Records excerpted from a collection
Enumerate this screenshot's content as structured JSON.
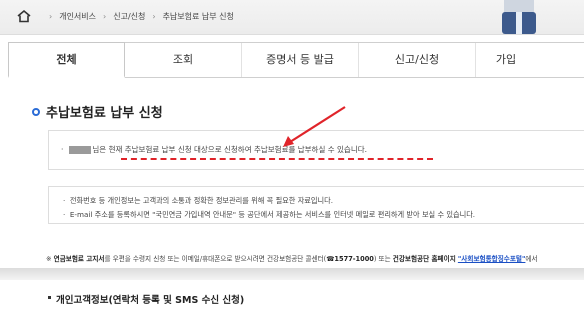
{
  "breadcrumb": {
    "home_icon": "home-icon",
    "items": [
      "개인서비스",
      "신고/신청",
      "추납보험료 납부 신청"
    ]
  },
  "tabs": [
    "전체",
    "조회",
    "증명서 등 발급",
    "신고/신청",
    "가입"
  ],
  "page_title": "추납보험료 납부 신청",
  "notice": {
    "message": "님은 현재 추납보험료 납부 신청 대상으로 신청하여 추납보험료를 납부하실 수 있습니다."
  },
  "info": {
    "line1": "전화번호 등 개인정보는 고객과의 소통과 정확한 정보관리를 위해 꼭 필요한 자료입니다.",
    "line2": "E-mail 주소를 등록하시면 \"국민연금 가입내역 안내문\" 등 공단에서 제공하는 서비스를 인터넷 메일로 편리하게 받아 보실 수 있습니다."
  },
  "footnote": {
    "prefix": "※",
    "bold1": "연금보험료 고지서",
    "text1": "를 우편을 수령지 신청 또는 이메일/휴대폰으로 받으시려면 건강보험공단 콜센터(",
    "phone": "☎1577-1000",
    "text2": ") 또는",
    "bold2": "건강보험공단 홈페이지",
    "link": "\"사회보험통합징수포털\"",
    "text3": "에서"
  },
  "section": {
    "label": "개인고객정보(연락처 등록 및 SMS 수신 신청)"
  },
  "colors": {
    "accent": "#2b6cd6",
    "annotation": "#e0242a"
  }
}
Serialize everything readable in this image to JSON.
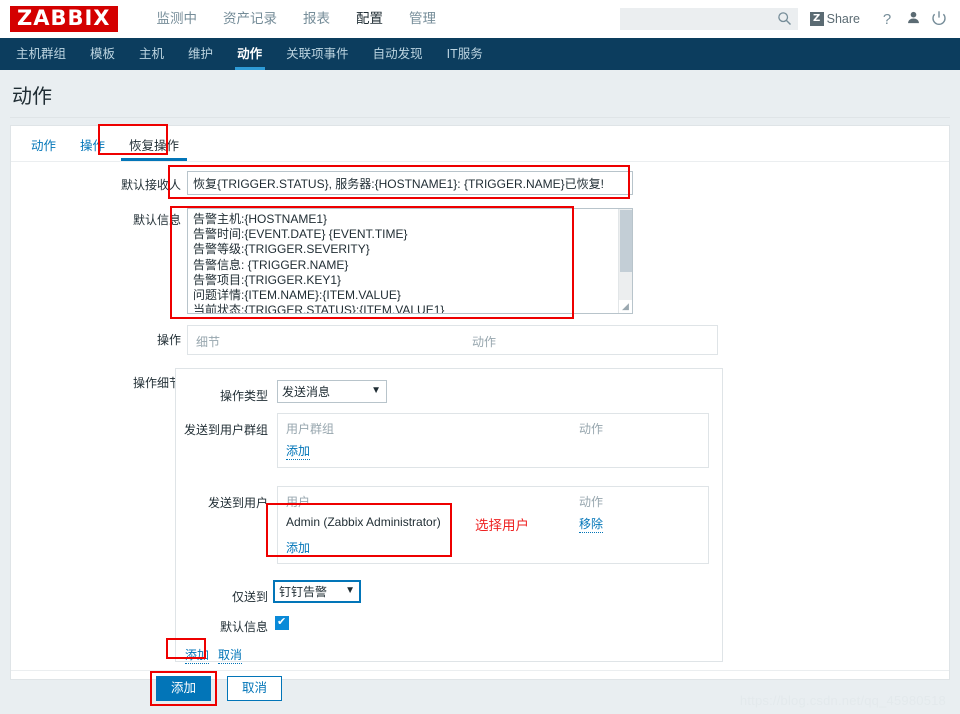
{
  "brand": {
    "logo": "ZABBIX",
    "logo_color": "#d40000"
  },
  "header": {
    "menu": [
      {
        "label": "监测中",
        "selected": false
      },
      {
        "label": "资产记录",
        "selected": false
      },
      {
        "label": "报表",
        "selected": false
      },
      {
        "label": "配置",
        "selected": true
      },
      {
        "label": "管理",
        "selected": false
      }
    ],
    "search": {
      "value": "",
      "placeholder": ""
    },
    "search_icon": "search-icon",
    "share": {
      "badge": "Z",
      "label": "Share"
    },
    "help_icon": "?",
    "user_icon": "user-icon",
    "power_icon": "power-icon"
  },
  "subnav": {
    "items": [
      {
        "label": "主机群组",
        "selected": false
      },
      {
        "label": "模板",
        "selected": false
      },
      {
        "label": "主机",
        "selected": false
      },
      {
        "label": "维护",
        "selected": false
      },
      {
        "label": "动作",
        "selected": true
      },
      {
        "label": "关联项事件",
        "selected": false
      },
      {
        "label": "自动发现",
        "selected": false
      },
      {
        "label": "IT服务",
        "selected": false
      }
    ]
  },
  "page": {
    "title": "动作"
  },
  "tabs": [
    {
      "label": "动作",
      "active": false
    },
    {
      "label": "操作",
      "active": false
    },
    {
      "label": "恢复操作",
      "active": true
    }
  ],
  "form": {
    "default_subject": {
      "label": "默认接收人",
      "value": "恢复{TRIGGER.STATUS}, 服务器:{HOSTNAME1}: {TRIGGER.NAME}已恢复!"
    },
    "default_message": {
      "label": "默认信息",
      "value": "告警主机:{HOSTNAME1}\n告警时间:{EVENT.DATE} {EVENT.TIME}\n告警等级:{TRIGGER.SEVERITY}\n告警信息: {TRIGGER.NAME}\n告警项目:{TRIGGER.KEY1}\n问题详情:{ITEM.NAME}:{ITEM.VALUE}\n当前状态:{TRIGGER.STATUS}:{ITEM.VALUE1}"
    },
    "operations": {
      "label": "操作",
      "col_details": "细节",
      "col_action": "动作"
    },
    "operation_details": {
      "label": "操作细节",
      "operation_type": {
        "label": "操作类型",
        "value": "发送消息",
        "options": [
          "发送消息"
        ]
      },
      "send_to_user_groups": {
        "label": "发送到用户群组",
        "col_group": "用户群组",
        "col_action": "动作",
        "add_link": "添加",
        "rows": []
      },
      "send_to_users": {
        "label": "发送到用户",
        "col_user": "用户",
        "col_action": "动作",
        "add_link": "添加",
        "rows": [
          {
            "user": "Admin (Zabbix Administrator)",
            "action": "移除"
          }
        ]
      },
      "send_only_to": {
        "label": "仅送到",
        "value": "钉钉告警",
        "options": [
          "钉钉告警"
        ]
      },
      "default_message": {
        "label": "默认信息",
        "checked": true
      },
      "inline_add": "添加",
      "inline_cancel": "取消"
    },
    "footer": {
      "add": "添加",
      "cancel": "取消"
    }
  },
  "annotations": {
    "select_user_note": "选择用户",
    "color": "#ee0000"
  },
  "watermark": "https://blog.csdn.net/qq_45980518"
}
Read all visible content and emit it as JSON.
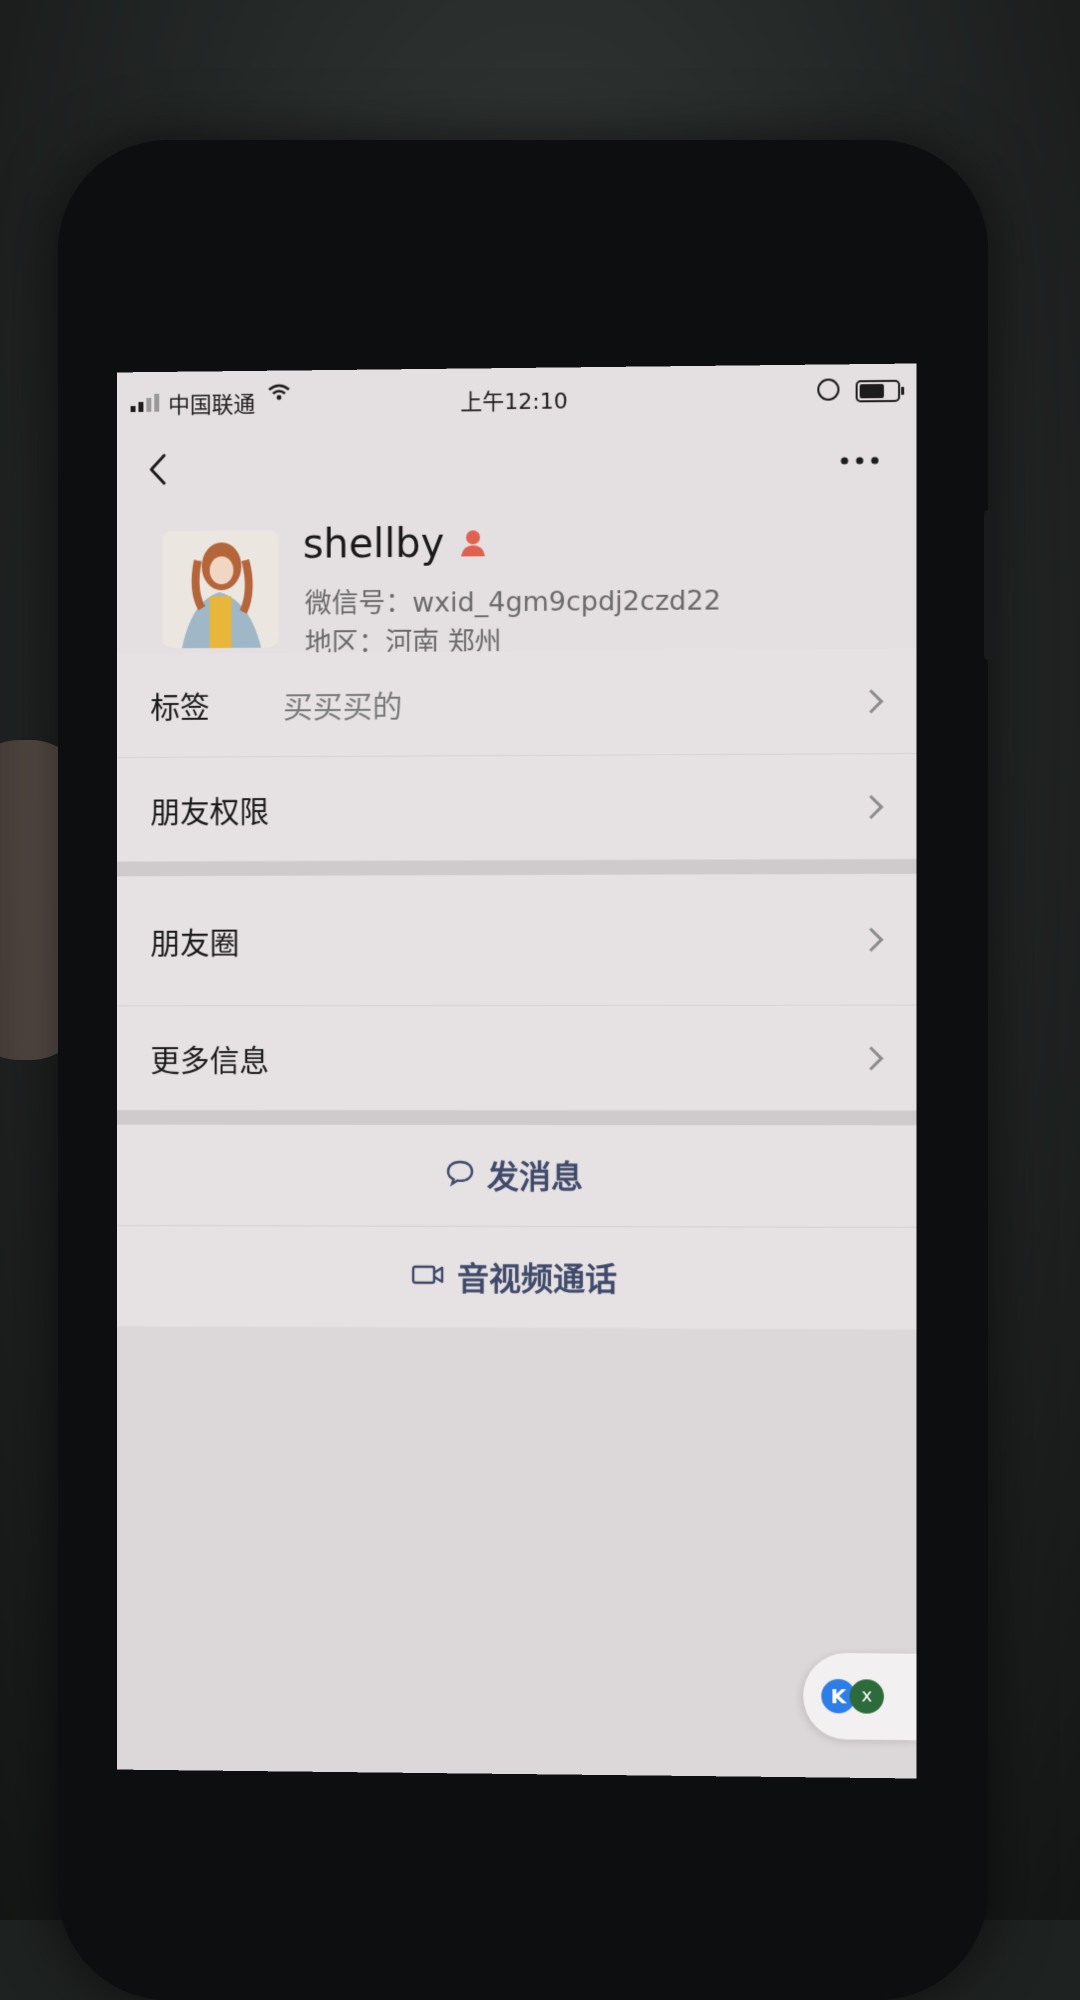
{
  "status_bar": {
    "carrier": "中国联通",
    "time": "上午12:10",
    "battery_level": 0.6
  },
  "nav": {
    "back_icon": "chevron-left-icon",
    "more_icon": "ellipsis-icon"
  },
  "profile": {
    "name": "shellby",
    "gender_icon": "female-icon",
    "gender_color": "#e0614f",
    "wechat_id": "微信号：wxid_4gm9cpdj2czd22",
    "region": "地区：河南 郑州"
  },
  "rows": {
    "tags": {
      "label": "标签",
      "value": "买买买的"
    },
    "permissions": {
      "label": "朋友权限"
    },
    "moments": {
      "label": "朋友圈"
    },
    "more_info": {
      "label": "更多信息"
    }
  },
  "actions": {
    "message": {
      "label": "发消息",
      "icon": "chat-bubble-icon"
    },
    "call": {
      "label": "音视频通话",
      "icon": "video-camera-icon"
    }
  },
  "floating": {
    "app_badge": "K",
    "close_label": "x"
  },
  "colors": {
    "screen_bg": "#e4dfe1",
    "action_text": "#3f4a6a"
  }
}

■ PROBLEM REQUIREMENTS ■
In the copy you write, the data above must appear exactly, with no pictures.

■ SOLUTION FOR THIS EXERCISE ■
Enumerate this screenshot's content as structured JSON.
{
  "breadcrumb": {
    "home_icon": "home-icon",
    "items": [
      "개인서비스",
      "신고/신청",
      "추납보험료 납부 신청"
    ]
  },
  "tabs": [
    "전체",
    "조회",
    "증명서 등 발급",
    "신고/신청",
    "가입"
  ],
  "page_title": "추납보험료 납부 신청",
  "notice": {
    "message": "님은 현재 추납보험료 납부 신청 대상으로 신청하여 추납보험료를 납부하실 수 있습니다."
  },
  "info": {
    "line1": "전화번호 등 개인정보는 고객과의 소통과 정확한 정보관리를 위해 꼭 필요한 자료입니다.",
    "line2": "E-mail 주소를 등록하시면 \"국민연금 가입내역 안내문\" 등 공단에서 제공하는 서비스를 인터넷 메일로 편리하게 받아 보실 수 있습니다."
  },
  "footnote": {
    "prefix": "※",
    "bold1": "연금보험료 고지서",
    "text1": "를 우편을 수령지 신청 또는 이메일/휴대폰으로 받으시려면 건강보험공단 콜센터(",
    "phone": "☎1577-1000",
    "text2": ") 또는",
    "bold2": "건강보험공단 홈페이지",
    "link": "\"사회보험통합징수포털\"",
    "text3": "에서"
  },
  "section": {
    "label": "개인고객정보(연락처 등록 및 SMS 수신 신청)"
  },
  "colors": {
    "accent": "#2b6cd6",
    "annotation": "#e0242a"
  }
}
Serialize everything readable in this image to JSON.
{
  "brand": {
    "logo": "ZABBIX",
    "logo_color": "#d40000"
  },
  "header": {
    "menu": [
      {
        "label": "监测中",
        "selected": false
      },
      {
        "label": "资产记录",
        "selected": false
      },
      {
        "label": "报表",
        "selected": false
      },
      {
        "label": "配置",
        "selected": true
      },
      {
        "label": "管理",
        "selected": false
      }
    ],
    "search": {
      "value": "",
      "placeholder": ""
    },
    "search_icon": "search-icon",
    "share": {
      "badge": "Z",
      "label": "Share"
    },
    "help_icon": "?",
    "user_icon": "user-icon",
    "power_icon": "power-icon"
  },
  "subnav": {
    "items": [
      {
        "label": "主机群组",
        "selected": false
      },
      {
        "label": "模板",
        "selected": false
      },
      {
        "label": "主机",
        "selected": false
      },
      {
        "label": "维护",
        "selected": false
      },
      {
        "label": "动作",
        "selected": true
      },
      {
        "label": "关联项事件",
        "selected": false
      },
      {
        "label": "自动发现",
        "selected": false
      },
      {
        "label": "IT服务",
        "selected": false
      }
    ]
  },
  "page": {
    "title": "动作"
  },
  "tabs": [
    {
      "label": "动作",
      "active": false
    },
    {
      "label": "操作",
      "active": false
    },
    {
      "label": "恢复操作",
      "active": true
    }
  ],
  "form": {
    "default_subject": {
      "label": "默认接收人",
      "value": "恢复{TRIGGER.STATUS}, 服务器:{HOSTNAME1}: {TRIGGER.NAME}已恢复!"
    },
    "default_message": {
      "label": "默认信息",
      "value": "告警主机:{HOSTNAME1}\n告警时间:{EVENT.DATE} {EVENT.TIME}\n告警等级:{TRIGGER.SEVERITY}\n告警信息: {TRIGGER.NAME}\n告警项目:{TRIGGER.KEY1}\n问题详情:{ITEM.NAME}:{ITEM.VALUE}\n当前状态:{TRIGGER.STATUS}:{ITEM.VALUE1}"
    },
    "operations": {
      "label": "操作",
      "col_details": "细节",
      "col_action": "动作"
    },
    "operation_details": {
      "label": "操作细节",
      "operation_type": {
        "label": "操作类型",
        "value": "发送消息",
        "options": [
          "发送消息"
        ]
      },
      "send_to_user_groups": {
        "label": "发送到用户群组",
        "col_group": "用户群组",
        "col_action": "动作",
        "add_link": "添加",
        "rows": []
      },
      "send_to_users": {
        "label": "发送到用户",
        "col_user": "用户",
        "col_action": "动作",
        "add_link": "添加",
        "rows": [
          {
            "user": "Admin (Zabbix Administrator)",
            "action": "移除"
          }
        ]
      },
      "send_only_to": {
        "label": "仅送到",
        "value": "钉钉告警",
        "options": [
          "钉钉告警"
        ]
      },
      "default_message": {
        "label": "默认信息",
        "checked": true
      },
      "inline_add": "添加",
      "inline_cancel": "取消"
    },
    "footer": {
      "add": "添加",
      "cancel": "取消"
    }
  },
  "annotations": {
    "select_user_note": "选择用户",
    "color": "#ee0000"
  },
  "watermark": "https://blog.csdn.net/qq_45980518"
}
Read all visible content and emit it as JSON.
{
  "status_bar": {
    "carrier": "中国联通",
    "time": "上午12:10",
    "battery_level": 0.6
  },
  "nav": {
    "back_icon": "chevron-left-icon",
    "more_icon": "ellipsis-icon"
  },
  "profile": {
    "name": "shellby",
    "gender_icon": "female-icon",
    "gender_color": "#e0614f",
    "wechat_id": "微信号：wxid_4gm9cpdj2czd22",
    "region": "地区：河南 郑州"
  },
  "rows": {
    "tags": {
      "label": "标签",
      "value": "买买买的"
    },
    "permissions": {
      "label": "朋友权限"
    },
    "moments": {
      "label": "朋友圈"
    },
    "more_info": {
      "label": "更多信息"
    }
  },
  "actions": {
    "message": {
      "label": "发消息",
      "icon": "chat-bubble-icon"
    },
    "call": {
      "label": "音视频通话",
      "icon": "video-camera-icon"
    }
  },
  "floating": {
    "app_badge": "K",
    "close_label": "x"
  },
  "colors": {
    "screen_bg": "#e4dfe1",
    "action_text": "#3f4a6a"
  }
}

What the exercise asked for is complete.